Museum Anthropologist and Arctic Archaeologist

Anthropologist Dr. Stephen Loring standing in a room, two children are reaching up and touching each of his ears.
Dr. Stephen Loring learning to listen to his Innu companions in Kamestastin, northern Labrador. Photo courtesy Tshikapisk Foundation and the Arctic Studies Center.

Dr. Stephen Loring is a museum anthropologist in the Smithsonian Arctic Studies Center (ASC). He was born and grew-up in Concord, Mass., where he was deeply influenced by the writings (and antiquarian pursuits) of Henry David Thoreau and by the vestiges of a "natural" New England landscape that had not yet completely succumbed to suburban sprawl. Literally weeks spent on the Concord and Merrimac (as well as the Sudbury and Assabeth) Rivers allowed him to pursue his decidedly 19th-century antiquarian proclivities to search for arrowheads and possibly extinct species of birds, and catch reptiles and amphibians of all sorts.

Stephen received his Ph.D. in anthropology from the University of Massachusetts/Amherst and has conducted archaeological and paleo-environmental research in New England, Quebec, Labrador, Arkansas, and in the  Brooks Range and the Aleutian Islands in Alaska. He is fond of adverse conditions, preferring his weather to be windy and wet. 

One consequence of over 30 years involvement with northern community members in general, and Innu and Inuit communities in Labrador specifically, has been the recognition of the horrific consequences attending the adoption of village life and the inequities of health and education programs in the North, a realization that has led Stephen to develop a pioneering program of community archaeology.
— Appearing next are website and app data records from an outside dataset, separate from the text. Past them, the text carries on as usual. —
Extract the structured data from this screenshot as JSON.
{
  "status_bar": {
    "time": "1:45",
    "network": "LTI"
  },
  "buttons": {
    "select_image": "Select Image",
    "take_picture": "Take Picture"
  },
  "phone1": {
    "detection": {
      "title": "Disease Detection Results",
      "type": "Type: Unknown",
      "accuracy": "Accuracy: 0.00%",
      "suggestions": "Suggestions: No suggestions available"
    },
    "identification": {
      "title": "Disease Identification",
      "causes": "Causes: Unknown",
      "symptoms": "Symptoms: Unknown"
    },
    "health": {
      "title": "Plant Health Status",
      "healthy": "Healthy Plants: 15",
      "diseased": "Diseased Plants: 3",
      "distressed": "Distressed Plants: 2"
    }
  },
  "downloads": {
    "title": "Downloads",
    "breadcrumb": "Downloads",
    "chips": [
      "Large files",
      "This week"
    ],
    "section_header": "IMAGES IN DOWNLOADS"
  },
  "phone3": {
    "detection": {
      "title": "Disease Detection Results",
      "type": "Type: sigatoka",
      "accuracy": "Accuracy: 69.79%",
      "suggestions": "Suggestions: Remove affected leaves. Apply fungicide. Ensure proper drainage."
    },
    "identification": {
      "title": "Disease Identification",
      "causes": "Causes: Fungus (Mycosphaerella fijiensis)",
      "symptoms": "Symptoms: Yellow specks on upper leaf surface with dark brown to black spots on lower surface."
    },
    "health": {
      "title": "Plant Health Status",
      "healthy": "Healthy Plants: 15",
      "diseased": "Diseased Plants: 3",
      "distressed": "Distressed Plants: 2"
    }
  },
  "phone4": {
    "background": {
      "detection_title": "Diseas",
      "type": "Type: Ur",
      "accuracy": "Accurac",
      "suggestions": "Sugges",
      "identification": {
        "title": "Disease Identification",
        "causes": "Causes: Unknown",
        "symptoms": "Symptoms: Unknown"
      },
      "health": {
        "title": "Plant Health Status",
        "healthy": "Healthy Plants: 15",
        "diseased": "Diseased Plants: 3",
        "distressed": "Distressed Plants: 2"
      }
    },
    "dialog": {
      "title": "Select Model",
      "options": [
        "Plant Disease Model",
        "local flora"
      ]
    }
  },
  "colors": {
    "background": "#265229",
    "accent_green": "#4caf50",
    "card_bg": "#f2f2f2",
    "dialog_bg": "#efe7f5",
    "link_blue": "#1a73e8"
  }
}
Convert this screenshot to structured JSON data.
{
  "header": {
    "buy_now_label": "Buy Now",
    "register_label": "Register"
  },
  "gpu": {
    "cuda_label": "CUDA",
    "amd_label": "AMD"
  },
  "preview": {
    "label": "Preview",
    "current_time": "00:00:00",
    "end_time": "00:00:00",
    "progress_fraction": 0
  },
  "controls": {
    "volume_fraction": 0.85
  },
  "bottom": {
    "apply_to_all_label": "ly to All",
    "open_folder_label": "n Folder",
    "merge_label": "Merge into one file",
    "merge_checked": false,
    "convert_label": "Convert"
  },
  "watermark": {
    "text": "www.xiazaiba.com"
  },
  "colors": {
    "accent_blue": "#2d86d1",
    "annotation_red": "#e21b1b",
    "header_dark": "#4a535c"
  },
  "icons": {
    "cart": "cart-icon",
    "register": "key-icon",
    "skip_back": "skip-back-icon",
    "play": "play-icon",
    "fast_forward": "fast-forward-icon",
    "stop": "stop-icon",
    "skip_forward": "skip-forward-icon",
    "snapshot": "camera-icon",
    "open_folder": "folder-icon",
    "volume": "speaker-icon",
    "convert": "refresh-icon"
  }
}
Such ASC outreach initiatives seek to situate and share knowledge about the past in descendant communities. “Ownership” of the past, the appropriateness of asserting scientific precedents over human remains, intellectual property rights, land-claim negotiations and repatriation are all aspects of the contemporary practice of archaeology that impact research at the Smithsonian.